I pledge to write about a different song every post. I’ll let iTunes select them at random, though I may exercise some kind of executive veto. Since I have about thirteen thousand of them in this lovely little machine, that should last us a while. And I’ll just set out writing in whatever direction the day’s song points me. That could be almost as many directions as I have songs. There are songs in this computer that I love, that are sacred texts to me, that I can subject to note-by-note close reading, and there are songs that I may have never heard before. Of course, there are plenty of songs here that I don’t even particularly like, which might present the most interesting challenges. Why are they here? Did I like them once, or never? What’s my relationship with them? Every one of these tiny little digital texts has intersected with my life in one way or another, and flipping through them in no particular order might leave us with some kind of Autobiography by Record Collection. (Which is all very Nick Hornby, of course. But there’s a reason guys like me read that book. He is Us.)
Right now I’m hearing “Tonight the Sky” from April, the new Sun Kil Moon record. It’s a terrific song, one of the best examples of Mark Kozelek’s Epic Midwestern Sentimentalism; "Tonight the Sky" totally earns its ten minutes and twenty-one seconds of throbbing and droning guitar. But that can’t be my Song of the Day. That would be cheating. Now I’m going to pick one at random, or let the computer pick it for me.
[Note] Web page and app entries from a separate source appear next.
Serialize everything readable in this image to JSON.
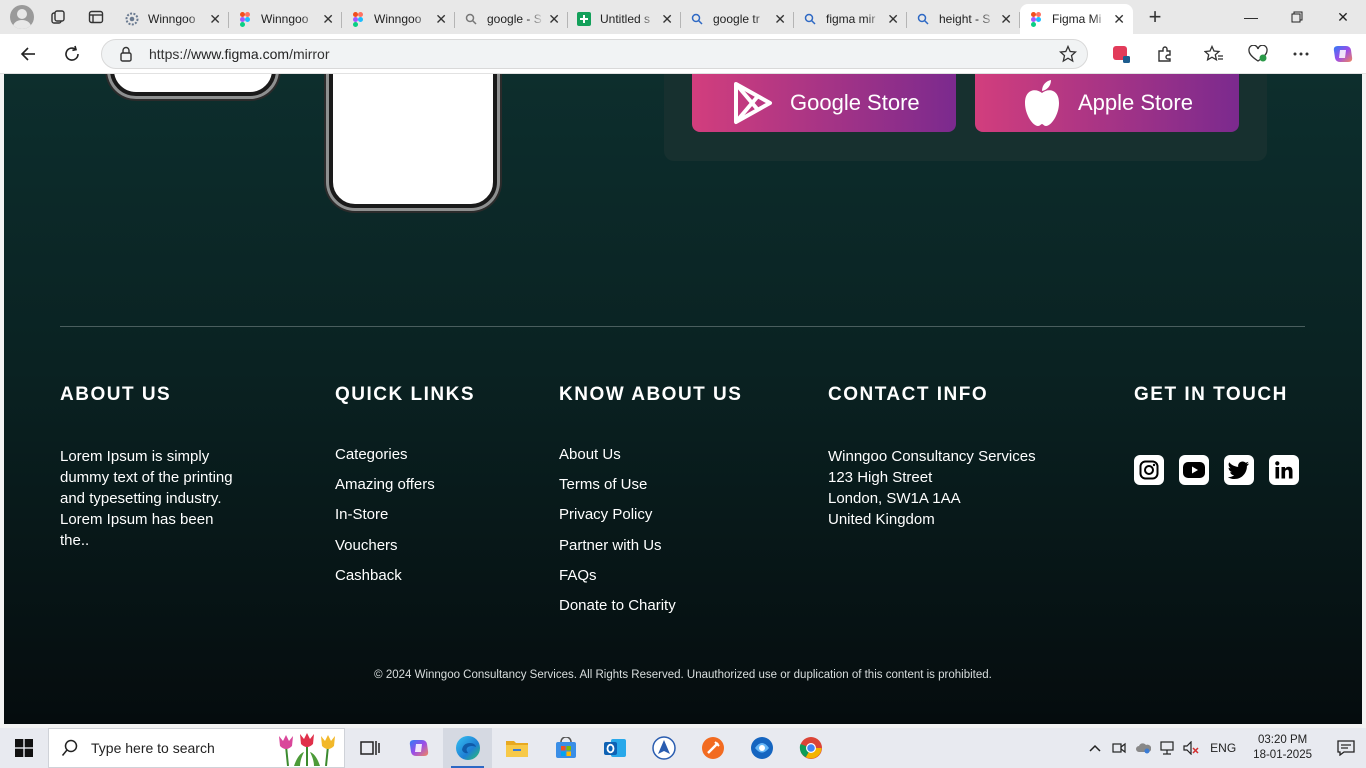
{
  "browser": {
    "tabs": [
      {
        "title": "Winngoo",
        "icon": "gear-favicon-icon"
      },
      {
        "title": "Winngoo",
        "icon": "figma-favicon-icon"
      },
      {
        "title": "Winngoo",
        "icon": "figma-favicon-icon"
      },
      {
        "title": "google - S",
        "icon": "search-favicon-icon"
      },
      {
        "title": "Untitled s",
        "icon": "sheets-favicon-icon"
      },
      {
        "title": "google tr",
        "icon": "search-favicon-icon"
      },
      {
        "title": "figma mir",
        "icon": "search-favicon-icon"
      },
      {
        "title": "height - S",
        "icon": "search-favicon-icon"
      },
      {
        "title": "Figma Mi",
        "icon": "figma-favicon-icon",
        "active": true
      }
    ],
    "url_scheme": "https://",
    "url_host": "www.figma.com",
    "url_path": "/mirror"
  },
  "page": {
    "stores": {
      "google": "Google Store",
      "apple": "Apple Store"
    },
    "footer": {
      "about": {
        "heading": "ABOUT US",
        "text": "Lorem Ipsum is simply dummy text of the printing and typesetting industry. Lorem Ipsum has been the.."
      },
      "quick_links": {
        "heading": "QUICK LINKS",
        "items": [
          "Categories",
          "Amazing offers",
          "In-Store",
          "Vouchers",
          "Cashback"
        ]
      },
      "know_about": {
        "heading": "KNOW ABOUT US",
        "items": [
          "About Us",
          "Terms of Use",
          "Privacy Policy",
          "Partner with Us",
          "FAQs",
          "Donate to Charity"
        ]
      },
      "contact": {
        "heading": "CONTACT INFO",
        "lines": [
          "Winngoo Consultancy Services",
          "123 High Street",
          "London, SW1A 1AA",
          "United Kingdom"
        ]
      },
      "social": {
        "heading": "GET IN TOUCH",
        "icons": [
          "instagram-icon",
          "youtube-icon",
          "twitter-icon",
          "linkedin-icon"
        ]
      },
      "copyright": "© 2024 Winngoo Consultancy Services. All Rights Reserved. Unauthorized use or duplication of this content is prohibited."
    },
    "colors": {
      "bg_top": "#0d2e2d",
      "bg_bottom": "#050c0e",
      "store_gradient_start": "#d23e7d",
      "store_gradient_end": "#7b2a8e"
    }
  },
  "taskbar": {
    "search_placeholder": "Type here to search",
    "language": "ENG",
    "time": "03:20 PM",
    "date": "18-01-2025"
  }
}
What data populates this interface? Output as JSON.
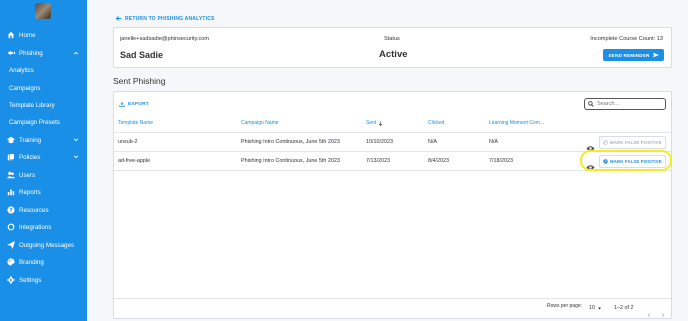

Deep Breath. Here it is.

Song of the Day, Inaugural Edition
“These Days Nothing But Sunshine”
The Clientele

Sigh of relief. I was so worried that the first one would be lame, and make me feel embarrassed about the whole thing. But this is good. I love the Clientele. Frail, literary, melancholic, extremely British. All their records seem to have been recorded on rainy days, which makes it funny that we’ve got the one with sunshine in the title. And it’s a lovely tune, one of the better ones on the somewhat poppier God Save the Clientele. I can’t find the lyric printed anywhere on the Internets, which is unusual, but I guess they aren’t exactly scaling giddy heights of fame. But it seems like a gentle song, a reassuring one, like its title. What stands out the most, really, is the shimmering pedal steel, which the album notes tell me is played by one Pete Finney. Who isn’t actually a member of the Clientele, ironically. But some quick research tells me that he’s apparently a Nashville veteran, appearing on albums by Patty Loveless, Allison Moorer, and somebody named Lonesome Bob. But he’s got one foot in Indie World, too, as we see—he’s on the new Bonnie “Prince” Billy record! I should get that album. Damn. I was at the record store today.

I did buy My Morning Jacket, though, and the new documentary about The National, which is exciting. Even more exciting, it comes with a 12 song bonus disc. So I’ll no doubt have some notes on those in the next week or so. But for now I’ve just decided to be glad to be back.